Optical-spin dynamics in organic-inorganic hybrid lead halide perovskites
Date of Issue2017
Interdisciplinary Graduate School
Energetics Research Institute

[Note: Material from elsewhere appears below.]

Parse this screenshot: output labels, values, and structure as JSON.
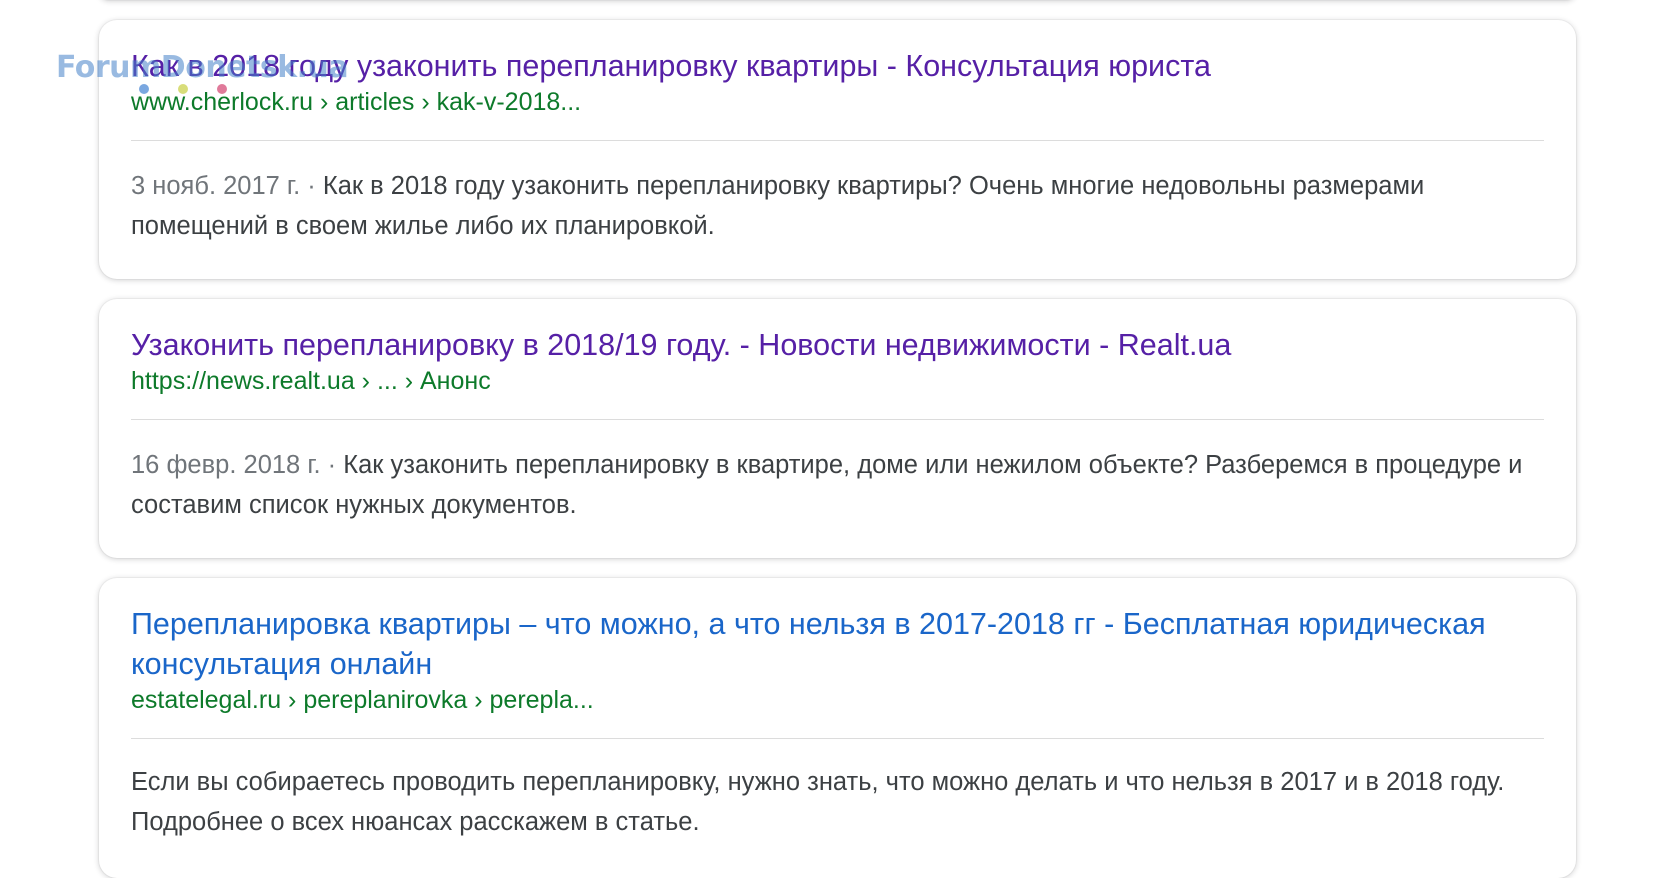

Low temperature (< 150°C) solution-processed organic-inorganic hybrid lead halide perovskites are an emergent class of material which has attracted the full attention of the academic community. Apart from its striking optoelectronic properties and economical production cost, the chemical versatility for facile properties-tuning is its primary appeal. Recent works have demonstrated the potential of this material system for light-harvesting (i.e. solar cell) and light-emitting (e.g. LEDs, lasers, etc.) devices with ground-breaking efficiencies. Moreover, this perovskite system also exists in with various dimension of connectivity from 0D to 3D, which provides an additional platform for tunability. Researchers in the field, especially optical spectroscopists, have focused their study on understanding why lead halide perovskites work so well. Despite from the worldwide efforts to elucidate the fundamental physics behind lead halide perovskite system, it still has untapped potential. Owing to its heavy-element components, the spin-orbit coupling (SOC) in this material system is known to be huge. Since in normal condition light does not interact with electron’s spin, SOC becomes a prerequisite to optically access the spin degree of freedom in a material. Ability to optically manipulate the spin degree of freedom via SOC will enable us to realize novel opto-spintronics technology using lead halide perovskites. Herein, the spin photophysics in lead halide perovskites has not been fully explored and understood, which therefore forms the focus of the thesis. Here, time-resolved transient absorption spectroscopy was used as the main technique to explicate the transient dynamics of photoexcited carriers and spin polarization in lead halide perovskite system. Our study spans across the multi-dimensional structural phase of lead halide perovskites from 2D, Ruddlesden-Popper (RP) phase, and 3D systems. To understand the optical-spin dynamics, the first half of the thesis focused on elucidating the dynamics of the photoexcited species in the conventional lead halide perovskites. In the 3D system (i.e. CH3NH3PbI3) where the main photoexcited species are free carriers, we determined the branching ratio of multiple relaxation pathways of these photoexcited free carriers. On the other hand, in the 2D and RP phase (up to n = 4) system, we discovered that the photoexcited species is dominated by excitons. We determined the origin of their transient spectral features and investigated the relaxation mechanism of these photoexcited excitons. The second half of the study then proceeded to elucidate the optical-spin dynamics in these multi-dimensional lead halide perovskites. Our results show that the J- (or spin-) polarized carriers/excitons can be photoexcited in this multi-dimensional perovskites by using circularly polarized light. This photoexcited spin-polarization decays within the first 10 ps of the dynamics, which to some extent can be tuned by the film morphology or its dimensional phase. In the 3D system, we observed that the spin-polarized carriers relax via Elliot-Yafet mechanism, but with a weak spin-phonon coupling; and ultra-large Faraday rotation up to 10°/μm. On the other hand, in the 2D system, we observed a strong coupling between the photons and exciton spin states, which manifested in spin-selective optical Stark effect. This coupling strength can be tuned by simply varying the dielectric contrast between the organic and inorganic layers in the 2D perovskites. We also noted the peculiar behavior of the spin relaxation in the RP phase (up to n = 4), which is in contrast to the current understanding of exciton spin relaxation mechanism in conventional III-V or II-VI semiconductor system; implying that another mechanism or higher order process might be dominant in lead halide RP perovskites. Importantly, our study does not only lay down the fundamentals of spin photophysics in lead halide perovskites but also demonstrates its potential for opto-spintronic applications.
DRNTU::Science::Physics::Optics and light
DRNTU::Science::Physics::Optics and light